> _Assigned task_
Please count, in the material below, each line containing "staat", and report only the number.

> _Data supplied_

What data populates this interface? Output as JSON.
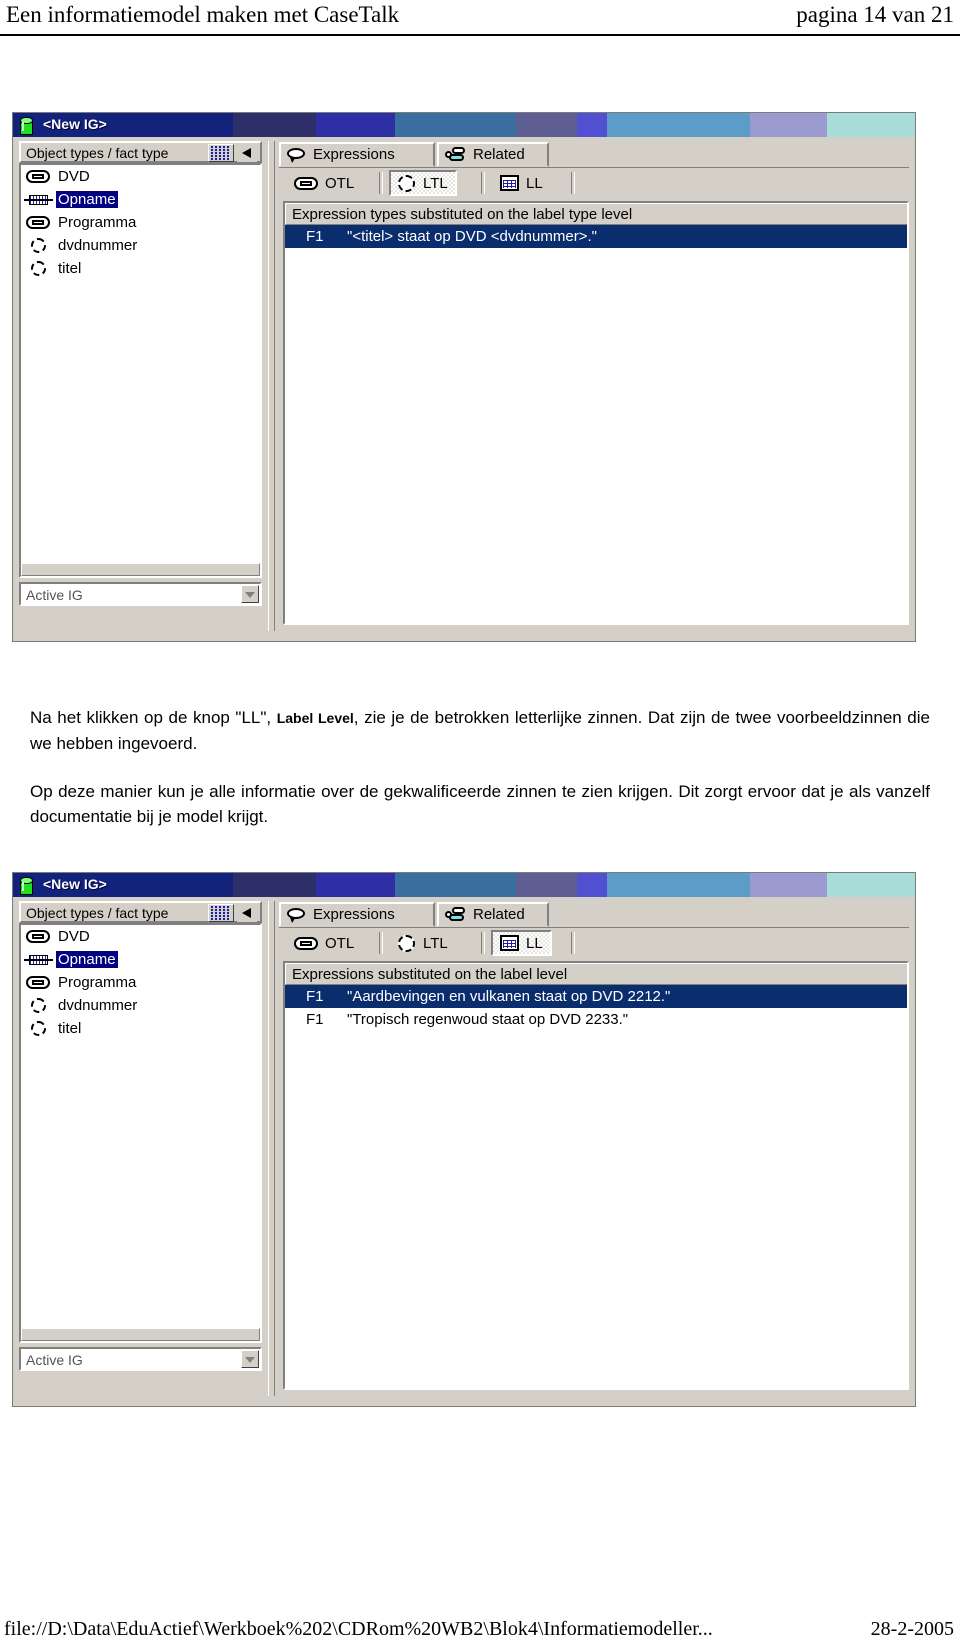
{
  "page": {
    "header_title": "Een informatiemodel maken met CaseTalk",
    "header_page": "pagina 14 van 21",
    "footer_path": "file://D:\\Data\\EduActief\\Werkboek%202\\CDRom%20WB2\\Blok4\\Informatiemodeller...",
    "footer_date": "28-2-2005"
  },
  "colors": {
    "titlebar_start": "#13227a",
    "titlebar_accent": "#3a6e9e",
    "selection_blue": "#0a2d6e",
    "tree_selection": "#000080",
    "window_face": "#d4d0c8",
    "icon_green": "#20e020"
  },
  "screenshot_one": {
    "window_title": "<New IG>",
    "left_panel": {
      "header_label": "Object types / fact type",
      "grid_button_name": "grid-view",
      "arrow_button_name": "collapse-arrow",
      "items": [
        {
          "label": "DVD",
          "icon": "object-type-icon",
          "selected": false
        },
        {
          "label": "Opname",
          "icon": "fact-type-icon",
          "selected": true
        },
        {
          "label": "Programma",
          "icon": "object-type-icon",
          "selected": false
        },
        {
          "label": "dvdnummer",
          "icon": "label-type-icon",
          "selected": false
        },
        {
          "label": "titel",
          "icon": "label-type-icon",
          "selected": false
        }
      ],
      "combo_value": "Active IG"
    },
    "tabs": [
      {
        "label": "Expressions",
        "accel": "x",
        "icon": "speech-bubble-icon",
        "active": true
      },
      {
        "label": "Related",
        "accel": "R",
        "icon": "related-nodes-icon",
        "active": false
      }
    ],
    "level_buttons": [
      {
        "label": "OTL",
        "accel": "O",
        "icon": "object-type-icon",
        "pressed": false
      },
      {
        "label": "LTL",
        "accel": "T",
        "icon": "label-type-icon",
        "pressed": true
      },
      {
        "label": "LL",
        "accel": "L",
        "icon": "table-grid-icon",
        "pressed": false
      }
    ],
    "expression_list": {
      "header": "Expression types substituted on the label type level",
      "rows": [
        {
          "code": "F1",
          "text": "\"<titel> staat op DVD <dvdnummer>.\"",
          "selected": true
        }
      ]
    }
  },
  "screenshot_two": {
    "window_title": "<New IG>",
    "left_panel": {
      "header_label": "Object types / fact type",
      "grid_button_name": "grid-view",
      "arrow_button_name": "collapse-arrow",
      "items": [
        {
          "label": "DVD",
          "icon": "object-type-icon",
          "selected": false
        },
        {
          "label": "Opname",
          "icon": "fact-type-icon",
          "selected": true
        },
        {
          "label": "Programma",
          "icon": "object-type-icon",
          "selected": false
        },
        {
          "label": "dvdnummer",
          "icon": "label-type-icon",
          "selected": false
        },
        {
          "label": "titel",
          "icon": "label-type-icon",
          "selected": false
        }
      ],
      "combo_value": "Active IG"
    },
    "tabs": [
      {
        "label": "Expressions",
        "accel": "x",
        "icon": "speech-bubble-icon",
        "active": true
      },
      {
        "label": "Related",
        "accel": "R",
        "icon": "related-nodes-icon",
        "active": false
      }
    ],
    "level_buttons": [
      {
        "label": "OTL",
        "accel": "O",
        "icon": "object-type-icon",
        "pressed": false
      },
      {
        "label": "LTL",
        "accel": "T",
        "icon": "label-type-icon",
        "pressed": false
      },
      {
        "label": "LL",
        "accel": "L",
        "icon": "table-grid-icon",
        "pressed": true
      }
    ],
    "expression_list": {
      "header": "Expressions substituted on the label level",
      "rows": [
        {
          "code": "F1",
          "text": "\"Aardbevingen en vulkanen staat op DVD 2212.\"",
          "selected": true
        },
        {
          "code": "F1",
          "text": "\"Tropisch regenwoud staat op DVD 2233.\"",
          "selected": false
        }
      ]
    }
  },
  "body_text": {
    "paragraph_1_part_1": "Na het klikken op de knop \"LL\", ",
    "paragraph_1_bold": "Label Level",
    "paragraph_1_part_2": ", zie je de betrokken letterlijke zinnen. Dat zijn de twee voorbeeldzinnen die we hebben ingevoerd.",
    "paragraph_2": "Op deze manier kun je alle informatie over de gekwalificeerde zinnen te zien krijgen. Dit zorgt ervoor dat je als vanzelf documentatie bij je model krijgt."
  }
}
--
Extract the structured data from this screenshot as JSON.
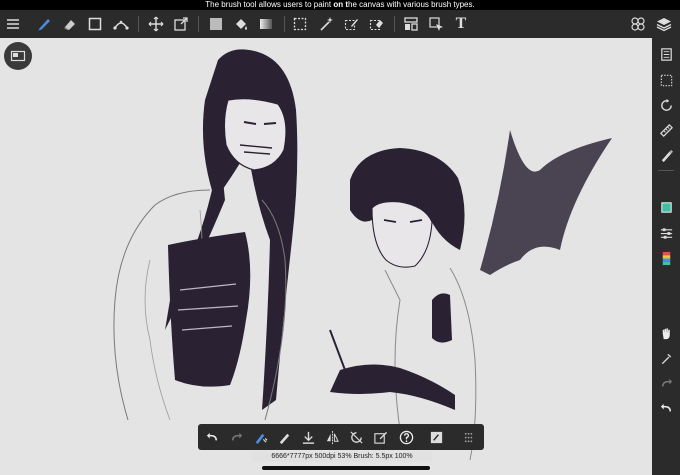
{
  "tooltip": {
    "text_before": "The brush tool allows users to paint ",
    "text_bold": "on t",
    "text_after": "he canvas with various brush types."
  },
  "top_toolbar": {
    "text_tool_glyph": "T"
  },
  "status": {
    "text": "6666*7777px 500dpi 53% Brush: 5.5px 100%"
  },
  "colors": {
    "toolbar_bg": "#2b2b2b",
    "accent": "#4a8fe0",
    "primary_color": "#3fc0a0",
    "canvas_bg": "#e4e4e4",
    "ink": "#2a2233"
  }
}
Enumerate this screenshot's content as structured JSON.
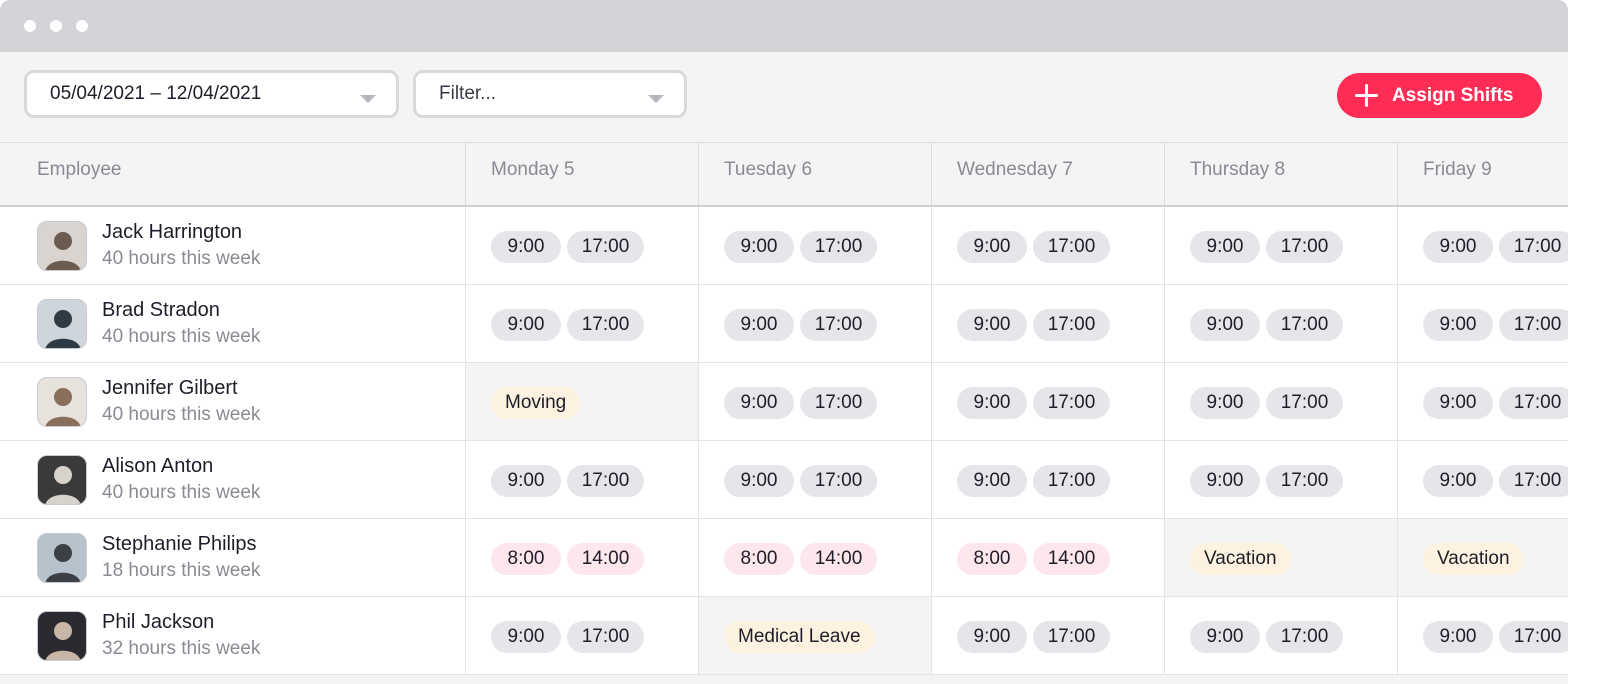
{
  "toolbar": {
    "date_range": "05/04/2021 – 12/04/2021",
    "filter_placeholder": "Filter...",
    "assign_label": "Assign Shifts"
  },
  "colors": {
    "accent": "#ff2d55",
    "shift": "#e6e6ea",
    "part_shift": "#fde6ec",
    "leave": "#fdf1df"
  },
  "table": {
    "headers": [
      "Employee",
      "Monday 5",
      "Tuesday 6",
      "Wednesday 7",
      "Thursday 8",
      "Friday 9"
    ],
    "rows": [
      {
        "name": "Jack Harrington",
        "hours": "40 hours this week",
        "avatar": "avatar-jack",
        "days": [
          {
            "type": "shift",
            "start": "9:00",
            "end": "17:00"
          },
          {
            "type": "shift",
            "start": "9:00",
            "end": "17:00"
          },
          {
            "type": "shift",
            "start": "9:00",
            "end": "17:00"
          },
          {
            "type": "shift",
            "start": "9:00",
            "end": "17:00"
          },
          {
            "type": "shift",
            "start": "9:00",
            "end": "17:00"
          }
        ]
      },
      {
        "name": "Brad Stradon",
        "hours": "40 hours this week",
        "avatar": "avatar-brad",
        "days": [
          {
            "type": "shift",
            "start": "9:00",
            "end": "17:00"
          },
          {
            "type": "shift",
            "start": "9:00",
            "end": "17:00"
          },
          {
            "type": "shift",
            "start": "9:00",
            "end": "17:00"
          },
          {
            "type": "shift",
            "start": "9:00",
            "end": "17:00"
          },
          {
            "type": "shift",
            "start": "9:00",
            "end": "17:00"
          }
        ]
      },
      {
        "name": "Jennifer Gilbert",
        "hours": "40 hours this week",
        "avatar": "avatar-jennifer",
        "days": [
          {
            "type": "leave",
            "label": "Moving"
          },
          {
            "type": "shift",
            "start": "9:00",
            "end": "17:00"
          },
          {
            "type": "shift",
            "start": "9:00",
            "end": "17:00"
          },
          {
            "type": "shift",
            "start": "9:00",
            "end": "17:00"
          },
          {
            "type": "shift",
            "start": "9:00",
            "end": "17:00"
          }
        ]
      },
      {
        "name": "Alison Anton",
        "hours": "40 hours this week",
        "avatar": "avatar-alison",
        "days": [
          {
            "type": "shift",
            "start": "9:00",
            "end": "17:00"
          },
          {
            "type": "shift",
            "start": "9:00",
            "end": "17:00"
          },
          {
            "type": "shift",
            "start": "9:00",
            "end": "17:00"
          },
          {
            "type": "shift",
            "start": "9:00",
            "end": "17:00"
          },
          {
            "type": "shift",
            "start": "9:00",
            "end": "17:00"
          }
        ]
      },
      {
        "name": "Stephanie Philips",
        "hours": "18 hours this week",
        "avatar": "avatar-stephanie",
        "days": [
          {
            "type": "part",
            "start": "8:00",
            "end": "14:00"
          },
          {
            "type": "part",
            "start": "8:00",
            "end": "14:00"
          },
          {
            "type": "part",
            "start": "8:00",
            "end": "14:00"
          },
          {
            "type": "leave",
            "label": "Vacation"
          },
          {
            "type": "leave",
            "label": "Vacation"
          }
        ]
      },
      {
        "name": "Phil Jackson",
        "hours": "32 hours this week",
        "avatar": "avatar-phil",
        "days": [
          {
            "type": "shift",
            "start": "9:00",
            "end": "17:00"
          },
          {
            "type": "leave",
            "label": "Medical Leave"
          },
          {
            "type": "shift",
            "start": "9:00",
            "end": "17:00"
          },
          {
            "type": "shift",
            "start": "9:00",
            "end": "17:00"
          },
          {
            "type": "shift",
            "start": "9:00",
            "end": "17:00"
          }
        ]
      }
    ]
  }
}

> _Answer for this exercise_
3